I am not familiar with photoshop and thought it would be a snap
to convert a picture from one size to another, but I can't figure
out how to do it...I have an image that is currently 96 X 65 pixels
and I wish to have it printed on canvas. The shop where I'm having
it printed said it must be at least 500k in order to maintain the
integrity of the picture...I have NO IDEA how to do this, or if can
even be done!! Anyone?
If your image is truly only 96 x 95 pixels it's going to look like a big blurry mess if you try to print it any larger than a postage stamp.
Photoshop is great software, but it can't make up image information that's not already there. That only happens on TV shows.
I don't know how big your canvas is, but you'll want at least 150 if not 300 pixels per inch, depending on how close you expect someone to be when looking at it (bigger prints are usually viewed from farther back). So, for example, if the canvas is 24 x 36 inches, you'll want your image to be something like 3600 x 5400 pixels. Your print shop's recommendation of 500k (assuming they mean a JPEG of 500 kbytes on disk, which has little to do with pixel dimensions) doesn't seem like enough, actually.
Thanks Noel - the print is going to be 30 X 20 inches, so I would need
to convert the image to handle that size. I am getting from your post
that is not likely or even possible, even using Photoshop? When I enter
those dimensions under "Image Size" in Photoshop I get a width of
15000 pixels and a height of 10000 pixels with a resolution of 500 pixels
per inch. I sent a copy back to the printer to see what they can do with
it...they probably will just laugh!! Thanks again for your input. I purchased
the canvas print and now I don't think I will have a proper photo to have
printed on it!!
You would get 4500 x 3000 pixels if you chose 150 ppi, which is a minimum that you really need at 20 x 30 inches but as I said, your starting image is just too tiny to be printed at that size.
Oh, but the strange thing is, I had this very same picture

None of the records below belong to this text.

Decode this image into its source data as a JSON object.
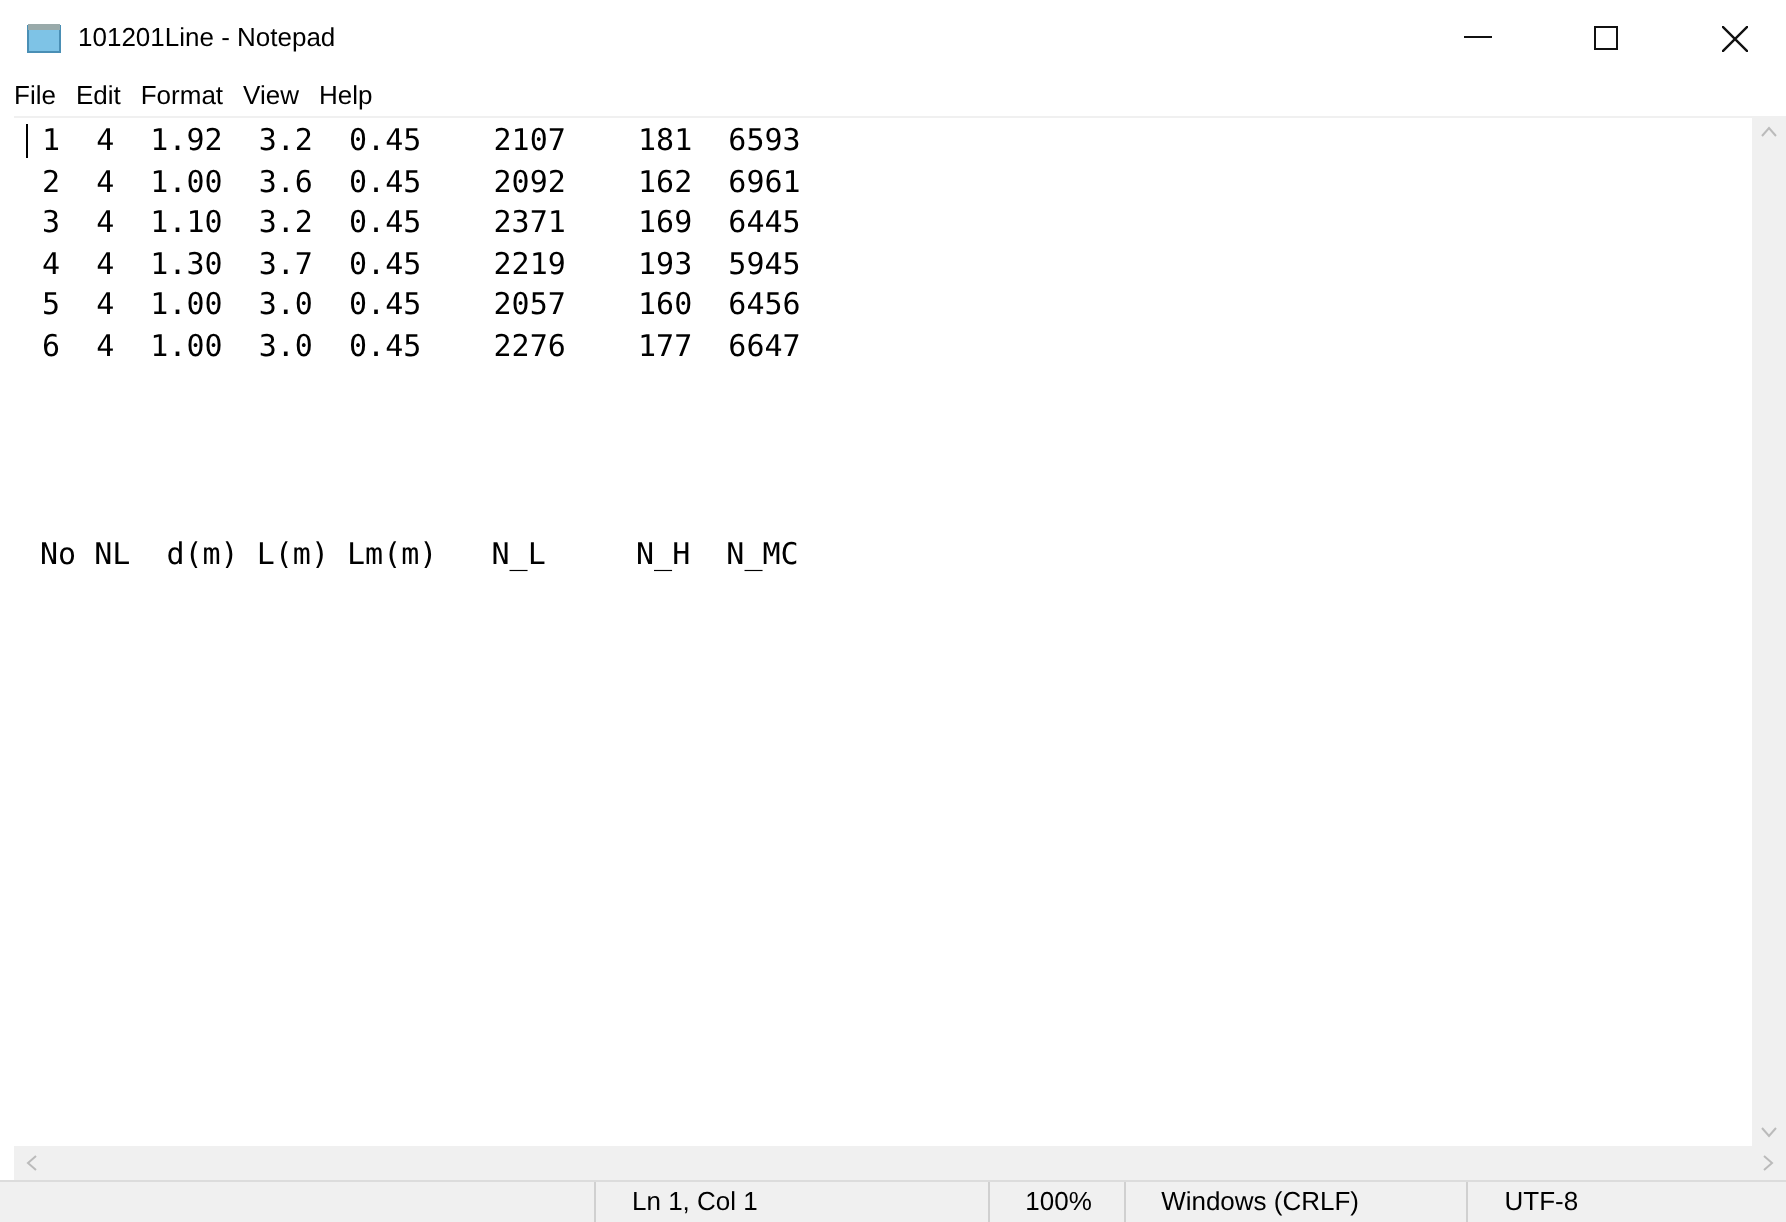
{
  "window": {
    "title": "101201Line - Notepad"
  },
  "menu": [
    "File",
    "Edit",
    "Format",
    "View",
    "Help"
  ],
  "editor": {
    "lines": [
      "1  4  1.92  3.2  0.45    2107    181  6593",
      "2  4  1.00  3.6  0.45    2092    162  6961",
      "3  4  1.10  3.2  0.45    2371    169  6445",
      "4  4  1.30  3.7  0.45    2219    193  5945",
      "5  4  1.00  3.0  0.45    2057    160  6456",
      "6  4  1.00  3.0  0.45    2276    177  6647"
    ],
    "header_line": "No NL  d(m) L(m) Lm(m)   N_L     N_H  N_MC"
  },
  "status_bar": [
    "Ln 1, Col 1",
    "100%",
    "Windows (CRLF)",
    "UTF-8"
  ]
}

printed at Office Max into a 24 X 36 picture and it turned
out beautiful. I then pasted it to a canvas and framed it.
I thought I could use the same image to print directly
to canvas, but I guess I was wrong. I don't understand

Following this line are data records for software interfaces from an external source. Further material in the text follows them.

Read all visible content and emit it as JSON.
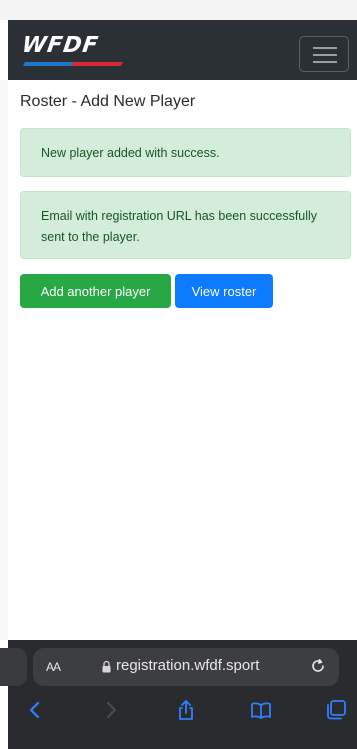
{
  "navbar": {
    "logo_text": "WFDF",
    "menu_icon": "hamburger-icon"
  },
  "page": {
    "title": "Roster - Add New Player"
  },
  "alerts": [
    {
      "text": "New player added with success."
    },
    {
      "text": "Email with registration URL has been successfully sent to the player."
    }
  ],
  "buttons": {
    "add_another": "Add another player",
    "view_roster": "View roster"
  },
  "browser": {
    "aa_label": "AA",
    "url": "registration.wfdf.sport",
    "toolbar_icons": [
      "back-icon",
      "forward-icon",
      "share-icon",
      "bookmarks-icon",
      "tabs-icon"
    ]
  },
  "colors": {
    "navbar_bg": "#2b3036",
    "alert_bg": "#d4edda",
    "alert_text": "#155724",
    "btn_success": "#28a745",
    "btn_primary": "#0d7bff",
    "safari_bar": "#2a2b2e",
    "toolbar_icon": "#2f7fff"
  }
}
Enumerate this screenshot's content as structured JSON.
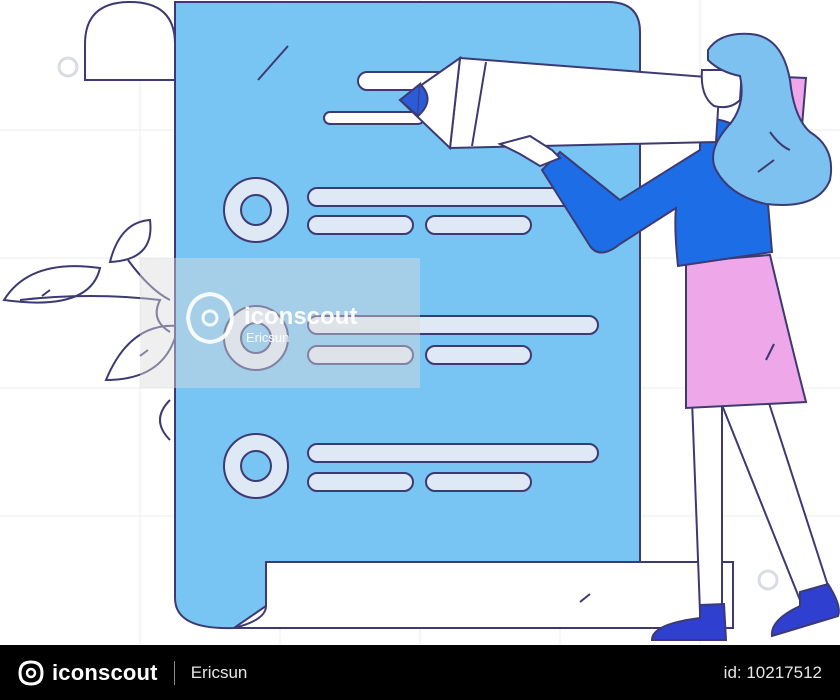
{
  "watermark": {
    "brand": "iconscout",
    "author": "Ericsun"
  },
  "footer": {
    "brand": "iconscout",
    "author": "Ericsun",
    "asset_id": "id: 10217512"
  },
  "colors": {
    "document": "#78c4f2",
    "outline": "#3d3a73",
    "field": "#dfe9f5",
    "hair": "#7dc1f0",
    "jacket": "#1d6de6",
    "skirt": "#eea8ea",
    "pencil_tip": "#2b5bd6",
    "shoe": "#2f3fd0"
  }
}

why one could do it and now the other cannot - ?
Anyway - thanks for your input!
Noel Carboni wrote:
Are you *sure* it's just 96 x 95 pixels?
This image, for example, is 96 x 95 pixels:
If you liked how it looked on a smooth print, you'll be happy with it printed on canvas. I'm betting it's actually bigger than 96 x 95 pixels, or you printed from a different file before.
And full testament to the fact that small can still be scary.
Noel Carboni wrote
…If you liked how it looked on a smooth print, you'll be happy with it printed on canvas. I'm betting it's actually bigger than 96 x 95 pixels, or you printed from a different file before…
But of course she printed from a different file before! No printer on this planet will remotely accept a 96 x 95 pixels image file to print even a wallet-size picture, let alone a large canvas print. … and if they upsample it like she says she did, the shop staff must still be chuckling about it.
What the OP needs to do is look for her original file and forget about that 96x95 pixel miniature.
…the print is going to be 30 X 20 inches…
That is not even the right aspect ratio. 96x95 is a ratio of barely over 1.01, which means it's practically a square (like Noel's example), while 30 x20 inches is a ratio of 3:2 or 1.5.
Somewhere along the line you've lost track of your original image. It almost sounds like you are looking at a very small thumbnail preview somewhere.
The only way this could work, as you have phrased it, is if you have a picture of an absolutely cloudless, perfect blue sky, practically nothing but a blue patch. Now a blue patch can be resampled and cropped without loss of quality.